Check Raise Chin said...

Yeah Rob, playing those suited connectors can be tricky. I agree with Bluff in that raising or re-raising the flop with these low paired/drawing hands. The tough decision comes if he decides to re-raise your raise (and I mean a good decent raise). If that happens there's no shame in folding (if that's your choice) because you'll save money for another hand. If you're playing for big pots and calling a $30 pre-flop raise with tiny suited connectors then once you get a decent piece of the board I think you have to re-raise his initial raise. He could have A/K or A/Q or PP ranging from 66-99. He could have a monster but he'd definitely have to think that you popped a set if you're re-raising his raise.

If this was a tricky /good player maybe a call and catch (hopefully you will catch) is the best strategy post flop, then if he's holding an over pair and you hit trips or a straight, you can check raise his ass. I know calling is the worst option but if you don't hit on the turn you will have saved money, which is almost as good as winning a pot. It really depends on the player.

I think you said it best Rob in a earlier post, it really depends on the player and the situation.
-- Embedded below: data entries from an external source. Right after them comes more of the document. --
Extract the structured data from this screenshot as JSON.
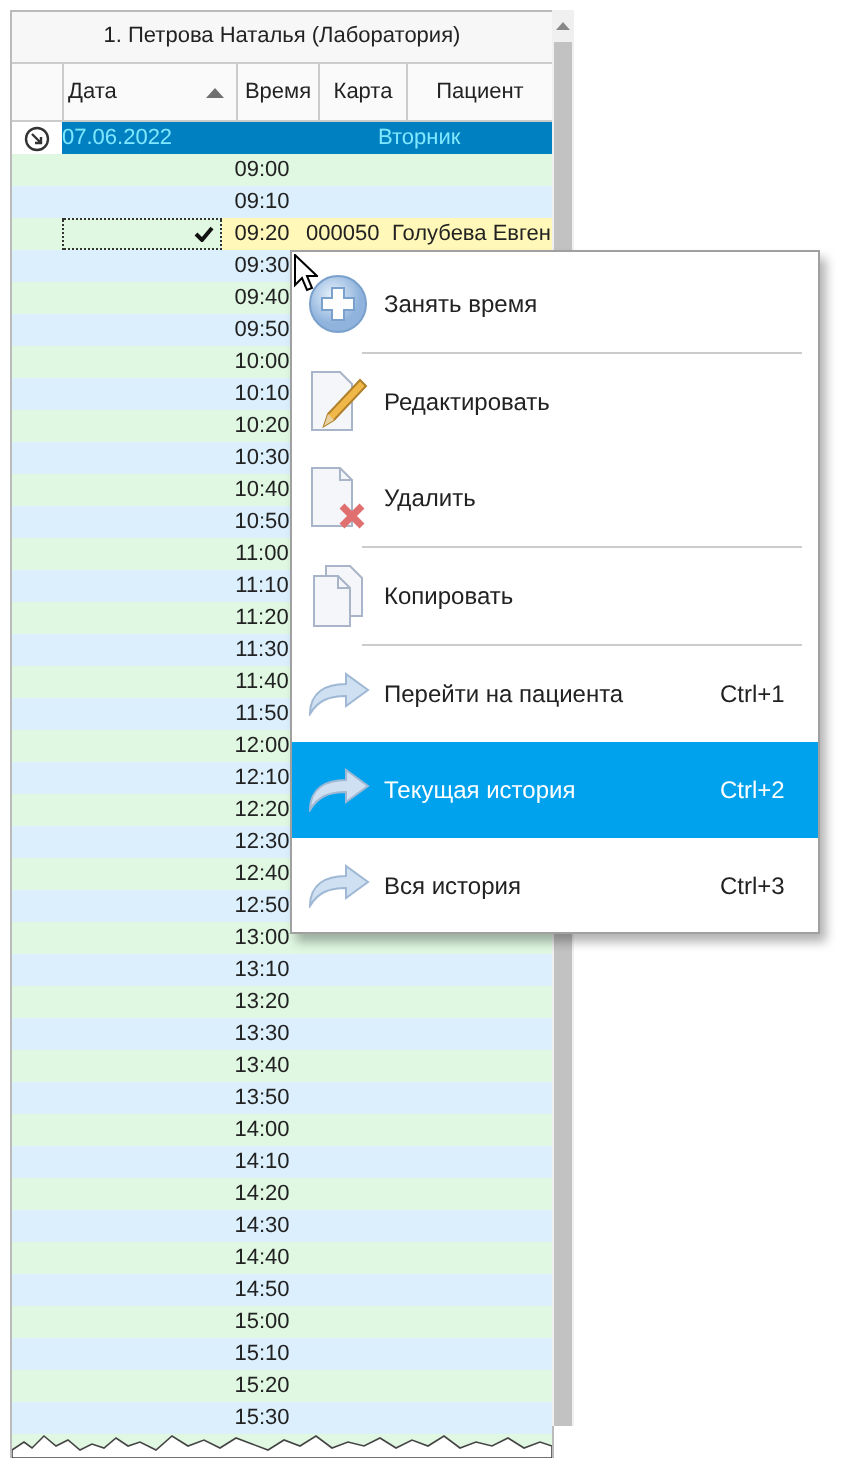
{
  "grid": {
    "title": "1. Петрова Наталья (Лаборатория)",
    "columns": [
      {
        "label": "Дата",
        "sorted": true
      },
      {
        "label": "Время",
        "sorted": false
      },
      {
        "label": "Карта",
        "sorted": false
      },
      {
        "label": "Пациент",
        "sorted": false
      }
    ],
    "group": {
      "date": "07.06.2022",
      "weekday": "Вторник",
      "expanded": true
    },
    "rows": [
      {
        "time": "09:00",
        "checked": false,
        "selected": false
      },
      {
        "time": "09:10",
        "checked": false,
        "selected": false
      },
      {
        "time": "09:20",
        "checked": true,
        "selected": true,
        "card": "000050",
        "patient": "Голубева Евген"
      },
      {
        "time": "09:30",
        "checked": false,
        "selected": false
      },
      {
        "time": "09:40",
        "checked": false,
        "selected": false
      },
      {
        "time": "09:50",
        "checked": false,
        "selected": false
      },
      {
        "time": "10:00",
        "checked": false,
        "selected": false
      },
      {
        "time": "10:10",
        "checked": false,
        "selected": false
      },
      {
        "time": "10:20",
        "checked": false,
        "selected": false
      },
      {
        "time": "10:30",
        "checked": false,
        "selected": false
      },
      {
        "time": "10:40",
        "checked": false,
        "selected": false
      },
      {
        "time": "10:50",
        "checked": false,
        "selected": false
      },
      {
        "time": "11:00",
        "checked": false,
        "selected": false
      },
      {
        "time": "11:10",
        "checked": false,
        "selected": false
      },
      {
        "time": "11:20",
        "checked": false,
        "selected": false
      },
      {
        "time": "11:30",
        "checked": false,
        "selected": false
      },
      {
        "time": "11:40",
        "checked": false,
        "selected": false
      },
      {
        "time": "11:50",
        "checked": false,
        "selected": false
      },
      {
        "time": "12:00",
        "checked": false,
        "selected": false
      },
      {
        "time": "12:10",
        "checked": false,
        "selected": false
      },
      {
        "time": "12:20",
        "checked": false,
        "selected": false
      },
      {
        "time": "12:30",
        "checked": false,
        "selected": false
      },
      {
        "time": "12:40",
        "checked": false,
        "selected": false
      },
      {
        "time": "12:50",
        "checked": false,
        "selected": false
      },
      {
        "time": "13:00",
        "checked": false,
        "selected": false
      },
      {
        "time": "13:10",
        "checked": false,
        "selected": false
      },
      {
        "time": "13:20",
        "checked": false,
        "selected": false
      },
      {
        "time": "13:30",
        "checked": false,
        "selected": false
      },
      {
        "time": "13:40",
        "checked": false,
        "selected": false
      },
      {
        "time": "13:50",
        "checked": false,
        "selected": false
      },
      {
        "time": "14:00",
        "checked": false,
        "selected": false
      },
      {
        "time": "14:10",
        "checked": false,
        "selected": false
      },
      {
        "time": "14:20",
        "checked": false,
        "selected": false
      },
      {
        "time": "14:30",
        "checked": false,
        "selected": false
      },
      {
        "time": "14:40",
        "checked": false,
        "selected": false
      },
      {
        "time": "14:50",
        "checked": false,
        "selected": false
      },
      {
        "time": "15:00",
        "checked": false,
        "selected": false
      },
      {
        "time": "15:10",
        "checked": false,
        "selected": false
      },
      {
        "time": "15:20",
        "checked": false,
        "selected": false
      },
      {
        "time": "15:30",
        "checked": false,
        "selected": false
      }
    ]
  },
  "context_menu": {
    "items": [
      {
        "kind": "add",
        "label": "Занять время",
        "selected": false
      },
      {
        "kind": "separator"
      },
      {
        "kind": "edit",
        "label": "Редактировать",
        "selected": false
      },
      {
        "kind": "delete",
        "label": "Удалить",
        "selected": false
      },
      {
        "kind": "separator"
      },
      {
        "kind": "copy",
        "label": "Копировать",
        "selected": false
      },
      {
        "kind": "separator"
      },
      {
        "kind": "navigate",
        "label": "Перейти на пациента",
        "shortcut": "Ctrl+1",
        "selected": false
      },
      {
        "kind": "navigate",
        "label": "Текущая история",
        "shortcut": "Ctrl+2",
        "selected": true
      },
      {
        "kind": "navigate",
        "label": "Вся история",
        "shortcut": "Ctrl+3",
        "selected": false
      }
    ]
  }
}
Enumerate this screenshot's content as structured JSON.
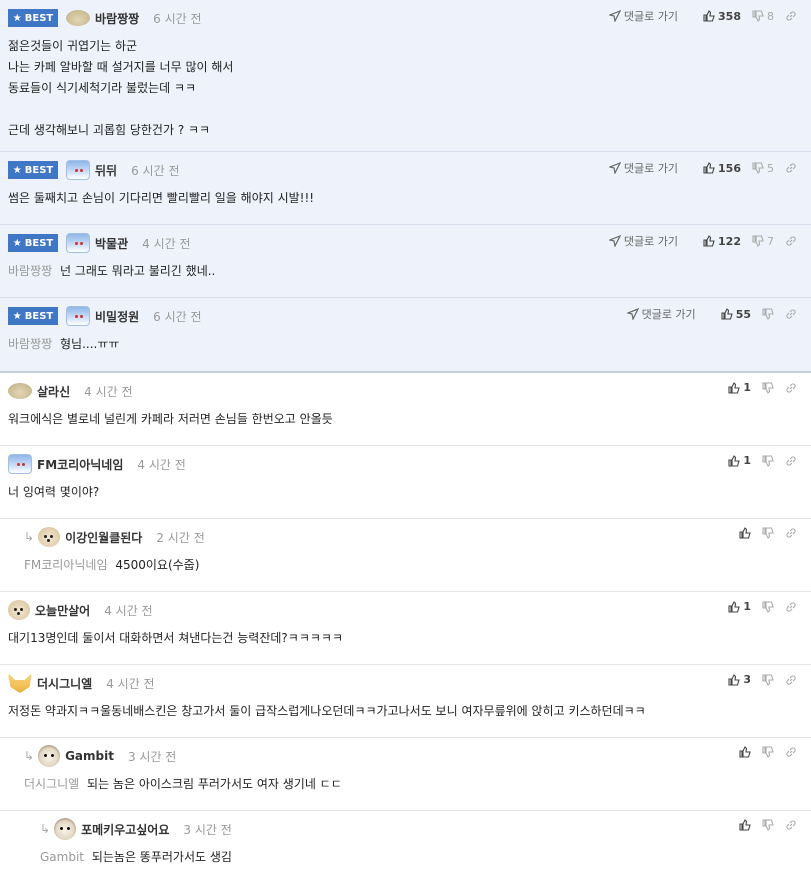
{
  "labels": {
    "best": "BEST",
    "goto": "댓글로 가기"
  },
  "icons": {
    "star": "star-icon",
    "thumbs_up": "thumbs-up-icon",
    "thumbs_down": "thumbs-down-icon",
    "link": "link-icon",
    "arrow": "send-arrow-icon",
    "reply": "reply-arrow-icon"
  },
  "colors": {
    "best_badge": "#3f76c6",
    "best_bg": "#eef3fb"
  },
  "comments": [
    {
      "best": true,
      "avatar": "potato",
      "nick": "바람짱짱",
      "time": "6 시간 전",
      "up": "358",
      "down": "8",
      "lines": [
        "젊은것들이 귀엽기는 하군",
        "나는 카페 알바할 때 설거지를 너무 많이 해서",
        "동료들이 식기세척기라 불렀는데 ㅋㅋ",
        "",
        "근데 생각해보니 괴롭힘 당한건가 ? ㅋㅋ"
      ]
    },
    {
      "best": true,
      "avatar": "ice",
      "nick": "뒤뒤",
      "time": "6 시간 전",
      "up": "156",
      "down": "5",
      "lines": [
        "썸은 둘째치고 손님이 기다리면 빨리빨리 일을 해야지 시발!!!"
      ]
    },
    {
      "best": true,
      "avatar": "ice",
      "nick": "박물관",
      "time": "4 시간 전",
      "up": "122",
      "down": "7",
      "reply_to": "바람짱짱",
      "text": "넌 그래도 뭐라고 불리긴 했네.."
    },
    {
      "best": true,
      "avatar": "ice",
      "nick": "비밀정원",
      "time": "6 시간 전",
      "up": "55",
      "down": "",
      "reply_to": "바람짱짱",
      "text": "형님....ㅠㅠ"
    },
    {
      "avatar": "potato",
      "nick": "살라신",
      "time": "4 시간 전",
      "up": "1",
      "text": "워크에식은 별로네 널린게 카페라 저러면 손님들 한번오고 안올듯"
    },
    {
      "avatar": "ice",
      "nick": "FM코리아닉네임",
      "time": "4 시간 전",
      "up": "1",
      "text": "너 잉여력 몇이야?"
    },
    {
      "avatar": "dog",
      "nick": "이강인월클된다",
      "time": "2 시간 전",
      "up": "",
      "reply_to": "FM코리아닉네임",
      "text": "4500이요(수줍)"
    },
    {
      "avatar": "dog",
      "nick": "오늘만살어",
      "time": "4 시간 전",
      "up": "1",
      "text": "대기13명인데 둘이서 대화하면서 쳐낸다는건 능력잔데?ㅋㅋㅋㅋㅋ"
    },
    {
      "avatar": "fox",
      "nick": "더시그니엘",
      "time": "4 시간 전",
      "up": "3",
      "text": "저정돈 약과지ㅋㅋ울동네배스킨은 창고가서 둘이 급작스럽게나오던데ㅋㅋ가고나서도 보니 여자무릎위에 앉히고 키스하던데ㅋㅋ"
    },
    {
      "avatar": "gambit",
      "nick": "Gambit",
      "time": "3 시간 전",
      "up": "",
      "reply_to": "더시그니엘",
      "text": "되는 놈은 아이스크림 푸러가서도 여자 생기네 ㄷㄷ"
    },
    {
      "avatar": "gambit",
      "nick": "포메키우고싶어요",
      "time": "3 시간 전",
      "up": "",
      "reply_to": "Gambit",
      "text": "되는놈은 똥푸러가서도 생김"
    }
  ]
}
To raise or re-raise all the time with those hands isn't optimal strategy IMO. Mixing it up is the best way to go.

Willy's World said...

How were the chicken wings?